Portland is built for success as long as Lillard is on the team and playing at the superhuman level he’s sustained for the last several years. The rest of the organization is built to accentuate his strengths and cover for his weaknesses, from how they market the team locally and nationally to how they build the team each offseason to their actual tactics on both ends of the floor. CJ McCollum is a fantastic backcourt partner for Lillard – he can take over the offense when necessary and hit the sort of immensely difficult shots you need in a playoff series. Jusuf Nurkic complements his superstar teammates perfectly – he’s impossible to keep off the glass when Lillard or McCollum happen to miss a shot and walls off the rim on the other end of the floor.

The Trail Blazers have had their issues building past their top three players as the mistakes of 2016 have hampered them, but as I laid out in my previous column, they’re pretty well set up for free agency next summer. The 2020 free agent class is notoriously short on superstar talent, but that matters not at all for a Blazers team that already has its top players entrenched for the next several years.

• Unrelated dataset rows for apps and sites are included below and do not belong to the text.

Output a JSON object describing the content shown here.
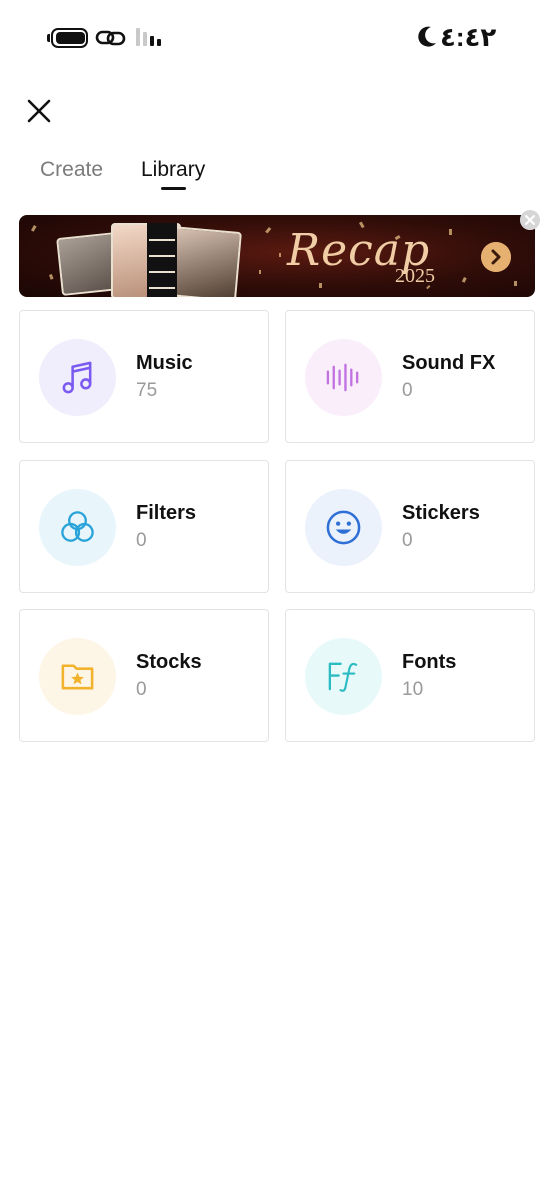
{
  "status_bar": {
    "time": "٤:٤٢",
    "icons": [
      "battery-icon",
      "link-icon",
      "signal-icon",
      "moon-icon"
    ]
  },
  "header": {
    "close_icon": "close-icon"
  },
  "tabs": [
    {
      "label": "Create",
      "active": false
    },
    {
      "label": "Library",
      "active": true
    }
  ],
  "banner": {
    "title": "Recap",
    "year": "2025",
    "arrow_icon": "chevron-right-icon",
    "dismiss_icon": "close-icon"
  },
  "cards": [
    {
      "title": "Music",
      "count": "75",
      "icon": "music-note-icon",
      "accent": "#7a5af0",
      "bg": "#f0edfc"
    },
    {
      "title": "Sound FX",
      "count": "0",
      "icon": "sound-wave-icon",
      "accent": "#c172e0",
      "bg": "#faeefb"
    },
    {
      "title": "Filters",
      "count": "0",
      "icon": "filters-circles-icon",
      "accent": "#2aa3d8",
      "bg": "#e8f6fc"
    },
    {
      "title": "Stickers",
      "count": "0",
      "icon": "smiley-icon",
      "accent": "#2f6fd6",
      "bg": "#ebf2fc"
    },
    {
      "title": "Stocks",
      "count": "0",
      "icon": "star-folder-icon",
      "accent": "#f2b22c",
      "bg": "#fdf5e6"
    },
    {
      "title": "Fonts",
      "count": "10",
      "icon": "font-ff-icon",
      "accent": "#2bbcc3",
      "bg": "#e8f9fa"
    }
  ]
}
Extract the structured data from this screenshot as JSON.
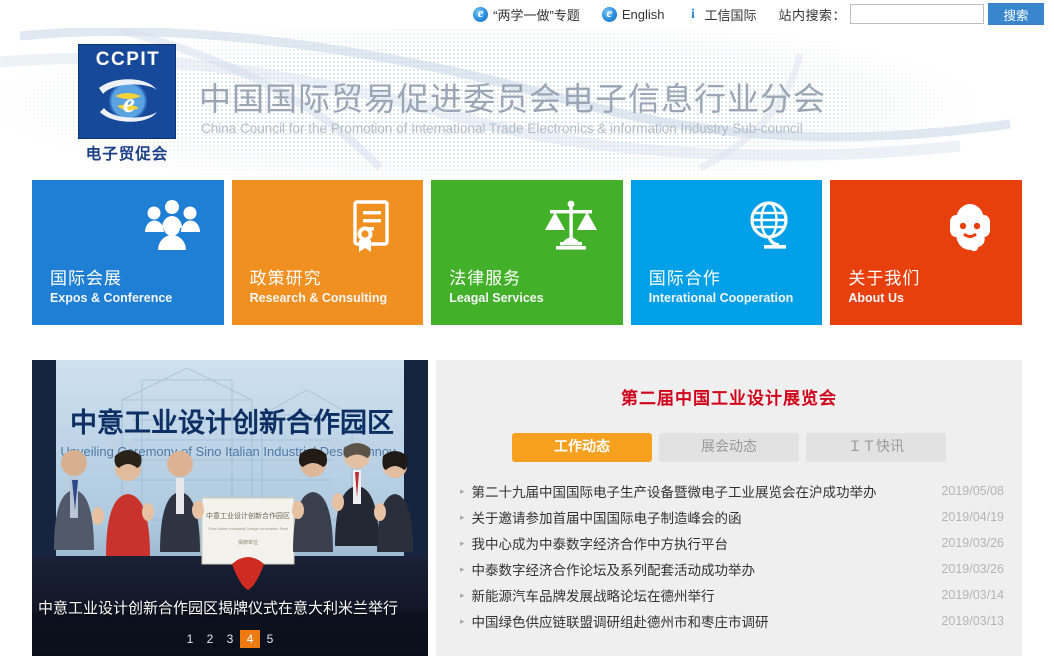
{
  "topbar": {
    "links": [
      {
        "label": "“两学一做”专题",
        "icon": "ie-browser-icon"
      },
      {
        "label": "English",
        "icon": "ie-browser-icon"
      },
      {
        "label": "工信国际",
        "icon": "info-icon"
      }
    ],
    "search": {
      "label": "站内搜索：",
      "value": "",
      "placeholder": "",
      "button": "搜索"
    }
  },
  "header": {
    "logo": {
      "top_text": "CCPIT",
      "bottom_text": "电子贸促会",
      "brand_color": "#17499a"
    },
    "title": "中国国际贸易促进委员会电子信息行业分会",
    "subtitle": "China Council for the Promotion of International Trade Electronics & information Industry Sub-council"
  },
  "tiles": [
    {
      "cn": "国际会展",
      "en": "Expos & Conference",
      "color": "#1e7fd4",
      "icon": "people-group-icon"
    },
    {
      "cn": "政策研究",
      "en": "Research & Consulting",
      "color": "#ef9020",
      "icon": "certificate-icon"
    },
    {
      "cn": "法律服务",
      "en": "Leagal Services",
      "color": "#43b02a",
      "icon": "scales-balance-icon"
    },
    {
      "cn": "国际合作",
      "en": "Interational Cooperation",
      "color": "#00a0e9",
      "icon": "globe-stand-icon"
    },
    {
      "cn": "关于我们",
      "en": "About Us",
      "color": "#e8400c",
      "icon": "headset-support-icon"
    }
  ],
  "carousel": {
    "caption": "中意工业设计创新合作园区揭牌仪式在意大利米兰举行",
    "slide_overlay_title": "中意工业设计创新合作园区",
    "slide_overlay_subtitle": "Unveiling Ceremony of Sino Italian Industrial Design Innov",
    "pages": [
      "1",
      "2",
      "3",
      "4",
      "5"
    ],
    "active_page": "4"
  },
  "news": {
    "title": "第二届中国工业设计展览会",
    "tabs": [
      {
        "label": "工作动态",
        "active": true
      },
      {
        "label": "展会动态",
        "active": false
      },
      {
        "label": "ＩＴ快讯",
        "active": false
      }
    ],
    "items": [
      {
        "text": "第二十九届中国国际电子生产设备暨微电子工业展览会在沪成功举办",
        "date": "2019/05/08"
      },
      {
        "text": "关于邀请参加首届中国国际电子制造峰会的函",
        "date": "2019/04/19"
      },
      {
        "text": "我中心成为中泰数字经济合作中方执行平台",
        "date": "2019/03/26"
      },
      {
        "text": "中泰数字经济合作论坛及系列配套活动成功举办",
        "date": "2019/03/26"
      },
      {
        "text": "新能源汽车品牌发展战略论坛在德州举行",
        "date": "2019/03/14"
      },
      {
        "text": "中国绿色供应链联盟调研组赴德州市和枣庄市调研",
        "date": "2019/03/13"
      }
    ]
  }
}
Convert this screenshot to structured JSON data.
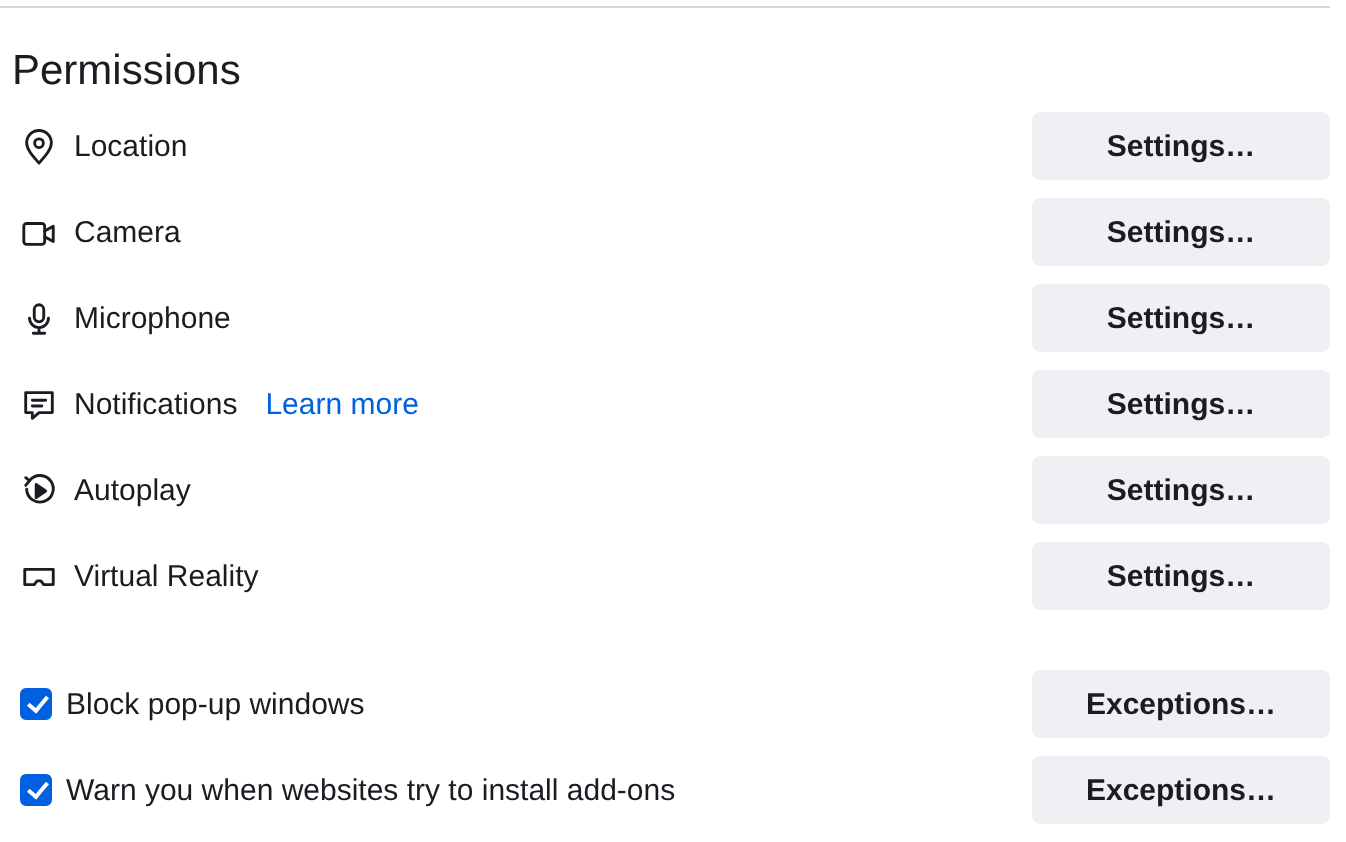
{
  "title": "Permissions",
  "permissions": [
    {
      "kind": "location",
      "label": "Location",
      "button": "Settings…"
    },
    {
      "kind": "camera",
      "label": "Camera",
      "button": "Settings…"
    },
    {
      "kind": "microphone",
      "label": "Microphone",
      "button": "Settings…"
    },
    {
      "kind": "notifications",
      "label": "Notifications",
      "link": "Learn more",
      "button": "Settings…"
    },
    {
      "kind": "autoplay",
      "label": "Autoplay",
      "button": "Settings…"
    },
    {
      "kind": "vr",
      "label": "Virtual Reality",
      "button": "Settings…"
    }
  ],
  "options": [
    {
      "label": "Block pop-up windows",
      "checked": true,
      "button": "Exceptions…"
    },
    {
      "label": "Warn you when websites try to install add-ons",
      "checked": true,
      "button": "Exceptions…"
    }
  ]
}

The future is extremely bright in Portland, and while I’ll miss covering the team for Blazer’s Edge, I have no doubts that I’ll continue to watch what the Trail Blazers are building and keep a close eye on how the club builds on their success this past season, and their success over the last decade, to propel themselves back into the championship conversation.